The problems of managing change

Many change programmes in effect fail right from the outset, because they do not create an adequate sense of direction.  Far too little effort is put into “painting the picture” as to why change is necessary, the impact of market forces and what will happen if changes are not made.  Organisations often fail to involve employees enough in the story of how the competitive landscape is changing, and what the medium-long term outlook options might be. [1]

In my view this quote from Neville Browne sums up very neatly not only the need for proper stakeholder engagement across the whole organisation regarding change, along with ongoing and effective communication, but also a particular way of looking at change management.  Browne is essentially espousing what can best be described as the Organisational Development (OD) approach to change and change management.   There are many characteristics to this approach, including the idea that change is ‘episodic’, i.e. is not a continuous process (though I’m sure some OD specialists would beg to differ), and, more importantly, can be managed in a rational, ‘scientific’ way.  Furthermore, it’s normally the CEO or other senior managers who are the initiators (and often the main drivers) of change, and it’s for them to convince everyone else in the organisation that such changes are good thing.  Unfortunately, according to Browne, and many other commentators on change management,  this does not happen in many cases.
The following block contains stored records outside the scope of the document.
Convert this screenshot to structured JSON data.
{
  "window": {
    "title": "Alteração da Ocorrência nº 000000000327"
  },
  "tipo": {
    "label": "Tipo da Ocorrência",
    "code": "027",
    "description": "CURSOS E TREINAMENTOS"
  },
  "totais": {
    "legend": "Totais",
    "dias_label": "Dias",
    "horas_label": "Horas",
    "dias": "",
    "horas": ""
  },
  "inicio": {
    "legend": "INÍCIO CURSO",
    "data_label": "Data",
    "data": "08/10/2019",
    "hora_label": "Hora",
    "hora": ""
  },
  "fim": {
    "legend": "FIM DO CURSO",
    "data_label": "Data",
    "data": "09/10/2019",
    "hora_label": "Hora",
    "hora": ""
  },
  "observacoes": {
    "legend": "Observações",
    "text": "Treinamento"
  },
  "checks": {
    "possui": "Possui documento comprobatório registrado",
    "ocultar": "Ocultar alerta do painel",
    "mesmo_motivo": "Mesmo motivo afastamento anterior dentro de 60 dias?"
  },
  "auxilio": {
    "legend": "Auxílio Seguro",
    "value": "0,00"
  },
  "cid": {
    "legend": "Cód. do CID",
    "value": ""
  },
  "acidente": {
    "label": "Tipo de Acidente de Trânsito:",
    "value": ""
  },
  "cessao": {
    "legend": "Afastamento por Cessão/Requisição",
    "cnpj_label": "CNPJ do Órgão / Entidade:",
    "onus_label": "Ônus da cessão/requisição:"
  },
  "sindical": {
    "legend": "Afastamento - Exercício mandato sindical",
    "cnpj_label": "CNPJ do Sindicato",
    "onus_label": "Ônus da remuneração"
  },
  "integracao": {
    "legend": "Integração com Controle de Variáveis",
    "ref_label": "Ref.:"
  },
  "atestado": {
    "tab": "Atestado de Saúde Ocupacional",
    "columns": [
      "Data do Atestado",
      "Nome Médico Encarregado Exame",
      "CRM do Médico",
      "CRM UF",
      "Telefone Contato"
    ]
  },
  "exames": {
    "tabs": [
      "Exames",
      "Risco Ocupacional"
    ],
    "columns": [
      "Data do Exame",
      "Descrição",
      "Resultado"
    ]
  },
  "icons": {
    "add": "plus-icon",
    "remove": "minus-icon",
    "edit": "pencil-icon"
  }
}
In the context of adult social care, these remarks are especially relevant when it comes to dealing with the aftermath of a negative CQC inspection.  They are also significant in situations where the provider feels it is necessary to make important changes to the service simply in order to keep ahead of competitors or to go from a ‘Good’ to an ‘Outstanding’ rating.  The common factor in all these scenarios is the implementation of change – often in the face of great scepticism and/or resistance.

But is it just a matter of better stakeholder engagement and more effective communication?  I’ve been involved, both as a consultant and as a senior manager, in  many stakeholder engagement exercises over the last fifteen years or so, and also in addressing issues of communication across a range of organisations.   True, none of this is rocket science, but on the whole I would say there has been nothing particularly ‘bad’ or ‘wrong’ in the way these issues have been addressed (though there have been one or two notable exceptions!).   However, when I say this, I mean in the sense that technically these issues were addressed properly.  The focus groups were set up and administered efficiently and effectively; the questionnaires were sent out, returned, analysed, reported on; staff consultation events were set up, managed, the results fed back; and so on.

In other words, on the face of it people right across the organisation were kept informed, were consulted, were given the opportunity to put forward their views and concerns regarding proposed changes.  But at the end of the day, who was initiating the proposed changes, who was driving it, and who ‘owned’ it?  Whose ‘story’ was being told to the rest of the organisation?   In virtually all the cases I’m thinking of it was either one person’s story (usually the CEO’s or another very senior person’s) or a group of senior people’s.  And here lies the problem.  Whatever the merits of the story (or to use what I think is a more appropriate term, ‘narrative’) it is not one that is widely shared across the organisation.

Of course, one conclusion to be drawn from this is that whoever is espousing the narrative of change needs to do a better job at ‘selling’ it to the rest of the organisation.  The problem here is that this narrative does not sit in isolation.  Usually it is part of the wider narrative of the whole organisation.  But this is the narrative of the whole organisation as constructed and told by a particular group of people, usually the Board and senior management.  What often seems to be overlooked is that everyone else in organisation does not see things this way.  In fact, they have their own narratives, which may be completely at odds with the ‘official’ one.

Browne refers to the failure to put forward a compelling case (or narrative) for change as a ‘barrier’ to change.  However, looking at things from another perspective, perhaps the real ‘barrier’ is the narrative itself.  And this may well be because it just reminds everyone who is listening to it how far removed it is from their own narrative(s) of the organisation, and their own experiences.  In other words, when staff (and in many cases service users and relatives) are ‘consulted’ about proposed changes to the service, the language and terminology that is used by (senior) management simply reinforces the perception that management have no idea of how things really are for the people who work there or who receive the service, and the real impact such changes will have on the life of the service.

  1. Neville Browne, 2006, Leading Change – Guidelines for Managers, Robert Gordon University, p.14 []